Blended finance can perpetuate climate colonialism


Blended finance took centre stage at COP28, with the Green Climate Fund among its supporters. But there are still major problems with the concept that must be addressed before considering any further expansion.

Read the full opinion piece on Climate Home News.

Blended finance is a combination of public concessional finance (i.e. with more generous terms than the market) with private or public resources. The the aim of it is to ‘mobilise’ development finance from other actors.

But, as Eurodad’s new joint report with ActionAid shows, it can perpetuate climate coloniality through the extraction of renewable resources from the global south to power Green New Deals in the global north.

Financial actors outside of recipient countries are favoured in these projects. The largest recipients of blended finance for climate action have been corporates and project developers, who got four-fifths of the finance throughout between 2019 and 2021.

A report by Follow the Money shows that big climate-based funds from the global north charge extractive commissions in countries which are in dire need of resources, further impoverishing their economies.
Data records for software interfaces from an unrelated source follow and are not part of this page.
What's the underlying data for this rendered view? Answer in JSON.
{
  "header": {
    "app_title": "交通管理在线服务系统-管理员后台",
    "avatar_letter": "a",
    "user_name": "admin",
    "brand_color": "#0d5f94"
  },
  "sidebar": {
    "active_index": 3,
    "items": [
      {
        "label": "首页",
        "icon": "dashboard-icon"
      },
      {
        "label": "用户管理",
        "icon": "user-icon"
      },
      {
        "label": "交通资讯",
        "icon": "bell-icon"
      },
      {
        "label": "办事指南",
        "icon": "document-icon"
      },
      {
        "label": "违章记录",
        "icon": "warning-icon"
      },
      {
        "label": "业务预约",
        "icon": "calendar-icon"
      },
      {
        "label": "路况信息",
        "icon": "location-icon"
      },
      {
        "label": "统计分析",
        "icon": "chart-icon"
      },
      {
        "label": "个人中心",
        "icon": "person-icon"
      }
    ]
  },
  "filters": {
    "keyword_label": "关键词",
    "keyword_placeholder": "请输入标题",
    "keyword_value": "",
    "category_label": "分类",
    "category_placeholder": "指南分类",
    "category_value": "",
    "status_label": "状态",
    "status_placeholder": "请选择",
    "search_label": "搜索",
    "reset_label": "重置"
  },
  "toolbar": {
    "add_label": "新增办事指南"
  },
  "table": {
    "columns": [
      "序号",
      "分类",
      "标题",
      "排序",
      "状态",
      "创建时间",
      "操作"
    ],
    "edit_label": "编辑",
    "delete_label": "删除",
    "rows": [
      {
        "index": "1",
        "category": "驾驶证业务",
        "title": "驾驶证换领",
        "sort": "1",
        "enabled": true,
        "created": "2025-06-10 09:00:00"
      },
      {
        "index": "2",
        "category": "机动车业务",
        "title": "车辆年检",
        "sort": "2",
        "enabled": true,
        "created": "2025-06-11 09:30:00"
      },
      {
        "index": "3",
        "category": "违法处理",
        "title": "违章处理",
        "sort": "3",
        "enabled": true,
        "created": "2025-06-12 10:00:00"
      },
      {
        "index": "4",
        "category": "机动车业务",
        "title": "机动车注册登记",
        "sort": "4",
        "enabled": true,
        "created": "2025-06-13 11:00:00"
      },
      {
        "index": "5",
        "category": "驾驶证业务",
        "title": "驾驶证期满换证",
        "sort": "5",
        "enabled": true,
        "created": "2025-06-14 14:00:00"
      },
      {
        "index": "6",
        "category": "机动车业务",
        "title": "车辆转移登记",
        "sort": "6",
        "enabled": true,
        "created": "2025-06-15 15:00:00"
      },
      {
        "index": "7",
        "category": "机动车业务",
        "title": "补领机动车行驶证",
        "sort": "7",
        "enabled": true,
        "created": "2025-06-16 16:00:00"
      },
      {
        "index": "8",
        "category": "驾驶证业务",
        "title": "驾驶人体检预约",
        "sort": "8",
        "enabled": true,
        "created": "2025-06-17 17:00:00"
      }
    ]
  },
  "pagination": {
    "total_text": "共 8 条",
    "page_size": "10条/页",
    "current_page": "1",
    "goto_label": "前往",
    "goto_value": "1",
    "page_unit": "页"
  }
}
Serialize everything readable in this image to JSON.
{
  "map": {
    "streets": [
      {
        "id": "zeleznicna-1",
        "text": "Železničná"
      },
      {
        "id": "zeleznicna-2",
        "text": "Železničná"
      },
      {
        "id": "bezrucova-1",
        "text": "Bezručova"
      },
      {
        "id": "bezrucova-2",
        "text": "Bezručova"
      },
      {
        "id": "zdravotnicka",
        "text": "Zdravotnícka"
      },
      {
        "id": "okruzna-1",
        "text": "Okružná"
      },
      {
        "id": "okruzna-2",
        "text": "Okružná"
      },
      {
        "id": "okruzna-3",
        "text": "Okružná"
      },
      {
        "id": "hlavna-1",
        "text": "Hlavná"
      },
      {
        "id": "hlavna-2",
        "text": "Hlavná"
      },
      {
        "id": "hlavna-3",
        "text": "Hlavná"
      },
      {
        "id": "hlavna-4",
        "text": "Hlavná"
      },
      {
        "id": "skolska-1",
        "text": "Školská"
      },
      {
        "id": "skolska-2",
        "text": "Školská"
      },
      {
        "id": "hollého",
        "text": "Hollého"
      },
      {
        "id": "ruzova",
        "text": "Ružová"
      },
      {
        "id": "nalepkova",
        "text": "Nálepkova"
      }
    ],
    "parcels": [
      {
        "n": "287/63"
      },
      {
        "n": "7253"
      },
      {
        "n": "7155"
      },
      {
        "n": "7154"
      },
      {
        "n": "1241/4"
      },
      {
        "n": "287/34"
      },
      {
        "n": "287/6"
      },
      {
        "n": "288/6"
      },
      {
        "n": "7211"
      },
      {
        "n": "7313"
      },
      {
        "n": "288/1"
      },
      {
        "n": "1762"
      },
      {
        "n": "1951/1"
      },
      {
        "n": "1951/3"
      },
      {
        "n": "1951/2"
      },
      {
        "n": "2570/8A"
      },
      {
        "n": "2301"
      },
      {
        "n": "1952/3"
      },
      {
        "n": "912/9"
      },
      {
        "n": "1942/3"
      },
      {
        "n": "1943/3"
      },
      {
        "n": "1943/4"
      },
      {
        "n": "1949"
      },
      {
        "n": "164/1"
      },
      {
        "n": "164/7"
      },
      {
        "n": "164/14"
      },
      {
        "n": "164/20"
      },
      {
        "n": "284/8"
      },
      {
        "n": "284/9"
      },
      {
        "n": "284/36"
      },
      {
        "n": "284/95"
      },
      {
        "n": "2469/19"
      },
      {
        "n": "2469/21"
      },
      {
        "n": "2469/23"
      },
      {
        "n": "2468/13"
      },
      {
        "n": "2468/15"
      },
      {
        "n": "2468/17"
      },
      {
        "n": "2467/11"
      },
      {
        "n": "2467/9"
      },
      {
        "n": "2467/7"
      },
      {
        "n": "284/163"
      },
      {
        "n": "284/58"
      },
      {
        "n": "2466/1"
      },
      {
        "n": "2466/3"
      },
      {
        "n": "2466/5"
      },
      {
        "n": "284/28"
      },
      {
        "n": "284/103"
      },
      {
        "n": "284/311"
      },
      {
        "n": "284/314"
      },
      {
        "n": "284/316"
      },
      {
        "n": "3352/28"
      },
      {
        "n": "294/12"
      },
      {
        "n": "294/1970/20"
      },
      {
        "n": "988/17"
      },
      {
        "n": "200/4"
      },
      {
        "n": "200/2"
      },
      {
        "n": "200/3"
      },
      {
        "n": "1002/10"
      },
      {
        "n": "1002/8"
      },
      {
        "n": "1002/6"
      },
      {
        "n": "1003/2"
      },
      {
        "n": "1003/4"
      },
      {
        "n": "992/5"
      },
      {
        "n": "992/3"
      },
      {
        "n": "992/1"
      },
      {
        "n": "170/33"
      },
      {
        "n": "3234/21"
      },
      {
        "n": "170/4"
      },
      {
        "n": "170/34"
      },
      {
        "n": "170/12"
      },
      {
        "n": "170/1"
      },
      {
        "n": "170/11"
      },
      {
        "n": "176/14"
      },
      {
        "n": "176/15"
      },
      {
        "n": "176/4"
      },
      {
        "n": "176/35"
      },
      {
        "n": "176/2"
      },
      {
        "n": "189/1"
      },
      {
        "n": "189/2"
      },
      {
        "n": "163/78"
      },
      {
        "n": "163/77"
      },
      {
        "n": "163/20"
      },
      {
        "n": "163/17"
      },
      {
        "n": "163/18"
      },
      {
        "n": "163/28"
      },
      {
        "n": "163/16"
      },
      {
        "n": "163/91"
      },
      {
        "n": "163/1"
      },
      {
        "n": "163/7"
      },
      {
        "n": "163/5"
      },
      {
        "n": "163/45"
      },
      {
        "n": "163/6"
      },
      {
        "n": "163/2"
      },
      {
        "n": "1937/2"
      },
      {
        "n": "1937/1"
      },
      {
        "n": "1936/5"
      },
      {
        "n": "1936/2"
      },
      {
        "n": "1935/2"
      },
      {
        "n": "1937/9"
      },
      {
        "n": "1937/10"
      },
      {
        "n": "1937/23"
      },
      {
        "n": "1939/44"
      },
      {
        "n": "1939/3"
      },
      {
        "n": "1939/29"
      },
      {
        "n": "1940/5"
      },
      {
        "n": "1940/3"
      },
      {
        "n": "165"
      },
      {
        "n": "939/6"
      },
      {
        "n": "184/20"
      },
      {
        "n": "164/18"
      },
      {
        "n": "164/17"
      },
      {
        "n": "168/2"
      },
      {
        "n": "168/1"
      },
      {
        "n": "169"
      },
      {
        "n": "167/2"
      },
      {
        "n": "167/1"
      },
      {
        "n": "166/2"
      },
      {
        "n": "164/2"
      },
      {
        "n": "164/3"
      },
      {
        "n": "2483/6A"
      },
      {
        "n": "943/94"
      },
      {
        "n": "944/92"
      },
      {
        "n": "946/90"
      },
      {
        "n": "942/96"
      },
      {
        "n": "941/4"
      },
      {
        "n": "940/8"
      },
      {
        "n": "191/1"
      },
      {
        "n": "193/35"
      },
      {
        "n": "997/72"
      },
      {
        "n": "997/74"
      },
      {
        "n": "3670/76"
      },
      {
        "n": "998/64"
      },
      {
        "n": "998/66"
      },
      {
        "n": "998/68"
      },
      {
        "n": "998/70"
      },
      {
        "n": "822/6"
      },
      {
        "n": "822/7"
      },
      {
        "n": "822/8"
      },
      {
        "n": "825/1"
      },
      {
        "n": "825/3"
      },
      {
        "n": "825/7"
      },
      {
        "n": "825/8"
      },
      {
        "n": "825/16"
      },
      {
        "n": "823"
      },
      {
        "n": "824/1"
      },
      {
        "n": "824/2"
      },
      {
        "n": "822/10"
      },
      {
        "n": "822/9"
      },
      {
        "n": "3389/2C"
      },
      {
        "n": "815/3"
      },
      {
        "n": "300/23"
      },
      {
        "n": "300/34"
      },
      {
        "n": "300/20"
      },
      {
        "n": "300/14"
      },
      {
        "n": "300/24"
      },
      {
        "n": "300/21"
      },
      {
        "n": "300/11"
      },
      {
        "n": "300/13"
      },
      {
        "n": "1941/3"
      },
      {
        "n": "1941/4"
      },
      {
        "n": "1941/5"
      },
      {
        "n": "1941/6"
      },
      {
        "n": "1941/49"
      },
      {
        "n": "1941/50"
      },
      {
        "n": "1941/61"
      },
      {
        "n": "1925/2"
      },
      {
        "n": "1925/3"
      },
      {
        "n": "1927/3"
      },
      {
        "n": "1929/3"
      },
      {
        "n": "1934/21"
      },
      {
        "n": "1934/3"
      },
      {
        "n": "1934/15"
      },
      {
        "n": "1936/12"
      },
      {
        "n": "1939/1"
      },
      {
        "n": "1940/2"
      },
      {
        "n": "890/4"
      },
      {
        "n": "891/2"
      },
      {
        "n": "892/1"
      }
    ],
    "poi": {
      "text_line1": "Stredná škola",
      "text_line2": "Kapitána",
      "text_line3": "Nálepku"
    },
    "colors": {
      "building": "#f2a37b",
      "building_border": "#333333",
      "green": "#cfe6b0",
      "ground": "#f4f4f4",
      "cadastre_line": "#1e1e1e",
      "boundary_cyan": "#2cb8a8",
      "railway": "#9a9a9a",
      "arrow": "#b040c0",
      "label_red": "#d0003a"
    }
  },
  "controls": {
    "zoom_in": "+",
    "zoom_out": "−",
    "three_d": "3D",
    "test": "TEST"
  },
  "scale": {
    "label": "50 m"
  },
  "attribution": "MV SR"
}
The high salaries and commissions of such funds are a problematic example of who is actually profiting from the emerging privatised green climate agenda in global south countries.

Read the full opinion piece